Whilst travelling through Gabala in the north of Azerbaijan I took the time to experience a small part but significant part of the religious makeup within the country.
Religion is removed from the state here in Azerbaijan and freedom of religion is something you feel brings pride and togetherness when you speak to people.
For a country that is 95% muslim the support for all religions is evident. If a new church is built for whatever denomination the heads of all other religions are invited.
A good example is the fact that outside Israel there is only one country where a mountain Jewish settlement lives and thrives in the manner they did hundreds and hundreds of years ago, and that country is Azerbaijan. At Qırmızı Qəsəbə.
Today though I was honoured to visit the church of the Udi. I really wanted to learn more about the church building, the village and these rare peoples living in a small village with their own culture.
The Udi People
The Udi people were originally the native people of the Caucasus especially the east along the Caspian sea and beyond.
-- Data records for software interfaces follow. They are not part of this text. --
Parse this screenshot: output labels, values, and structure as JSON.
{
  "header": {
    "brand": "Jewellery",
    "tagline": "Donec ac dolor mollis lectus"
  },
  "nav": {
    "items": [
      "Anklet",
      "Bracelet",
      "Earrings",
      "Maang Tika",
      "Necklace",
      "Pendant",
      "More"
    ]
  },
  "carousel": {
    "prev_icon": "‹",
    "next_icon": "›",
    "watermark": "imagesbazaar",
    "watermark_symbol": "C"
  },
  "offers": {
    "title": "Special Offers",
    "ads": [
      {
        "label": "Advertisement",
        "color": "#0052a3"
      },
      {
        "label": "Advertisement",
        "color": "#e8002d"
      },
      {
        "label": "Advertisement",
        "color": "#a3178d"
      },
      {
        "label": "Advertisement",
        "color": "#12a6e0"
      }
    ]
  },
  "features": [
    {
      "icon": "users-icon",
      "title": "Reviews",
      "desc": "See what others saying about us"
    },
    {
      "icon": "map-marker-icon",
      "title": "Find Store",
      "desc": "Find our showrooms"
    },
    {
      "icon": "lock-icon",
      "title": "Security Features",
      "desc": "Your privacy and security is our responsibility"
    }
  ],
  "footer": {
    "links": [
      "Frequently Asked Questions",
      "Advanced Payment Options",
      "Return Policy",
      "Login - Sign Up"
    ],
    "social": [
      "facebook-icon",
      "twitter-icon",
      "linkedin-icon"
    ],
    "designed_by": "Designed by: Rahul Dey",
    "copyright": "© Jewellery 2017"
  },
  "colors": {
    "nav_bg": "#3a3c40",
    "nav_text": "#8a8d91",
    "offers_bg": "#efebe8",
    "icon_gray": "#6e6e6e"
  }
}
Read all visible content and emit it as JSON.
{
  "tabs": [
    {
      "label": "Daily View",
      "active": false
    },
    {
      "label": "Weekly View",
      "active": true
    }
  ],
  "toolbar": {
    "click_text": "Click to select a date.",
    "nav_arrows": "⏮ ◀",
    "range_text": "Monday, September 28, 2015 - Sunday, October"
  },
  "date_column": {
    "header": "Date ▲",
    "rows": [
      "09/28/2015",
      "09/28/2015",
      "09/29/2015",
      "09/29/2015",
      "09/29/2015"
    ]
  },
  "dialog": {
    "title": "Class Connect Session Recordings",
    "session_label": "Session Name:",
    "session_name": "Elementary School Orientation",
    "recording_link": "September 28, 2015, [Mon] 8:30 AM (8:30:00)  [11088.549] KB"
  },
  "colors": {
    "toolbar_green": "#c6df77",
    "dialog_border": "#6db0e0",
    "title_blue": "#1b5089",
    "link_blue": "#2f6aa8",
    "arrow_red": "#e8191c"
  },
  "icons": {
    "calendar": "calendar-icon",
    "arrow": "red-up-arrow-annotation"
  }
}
The remnants of the Caucasus Albanians, whose land covers mainly what we now know as Azerbaijan.
These Udi people were some of the first people to convert to Christianity in the 4th Century.
Over the centuries they have been influenced by differing peoples taking over the land. Turkish, Iranian and Armenian influences have been incorporated into lives through the generations but their Christianity and own language has survived amongst a small number which are mainly here in Nij.
Today the population of Udi stands around 10,000. Here in Nij they have a population of just over 5000, the highst population of the Udi anywhere, and there are pockets of Udi people in Russia, Ukraine, Georgia, Armenia and Kazakhstan.
Yes they do have their own language but the Udi people are mostly bilingual in that day to day they speak Udi but otherwise they speak the language of the country they are in, in this case, Azeri.
Farming plays an important role with the Udi language naming calender months after things like grapes and seeds.
Today they practice Orthadox Christianity and I was welcomed by the local people here in Nij to see their church, renovated and still in use.
During the USSR period for example they kept their heads down quietly and kept up their beliefs quietly.
In their homes a flame always burns and the moon plays a great part in their beliefs. All are signs that they followed much more before christianity.
History of Nij Church
The Jotaari Church I visited with them was built in 1823 by an Udi priest and was originally an Armenian Church. It stands on the location of the grave of Vlas the Martyr, who was a disciple of St Elisæus.
During the USSR period of course Religion was not tolerated so the church was used to store harvests etc and fell into some decay.
At the turn of the 21st century a big restoration work was carried out with humanitarian help from the Norwegians.
This enabled this small group of unique peoples to have their historic and coveted building in full use once again.
On my many travels through Azerbaijan I am continuously finding something new an interesting to see and the want to learn more is great.
It was a pleasure to meet and speak with some of the Udi people of Nij. They were full of genuine kindness and their passion and want to let me into their world and inform me was great.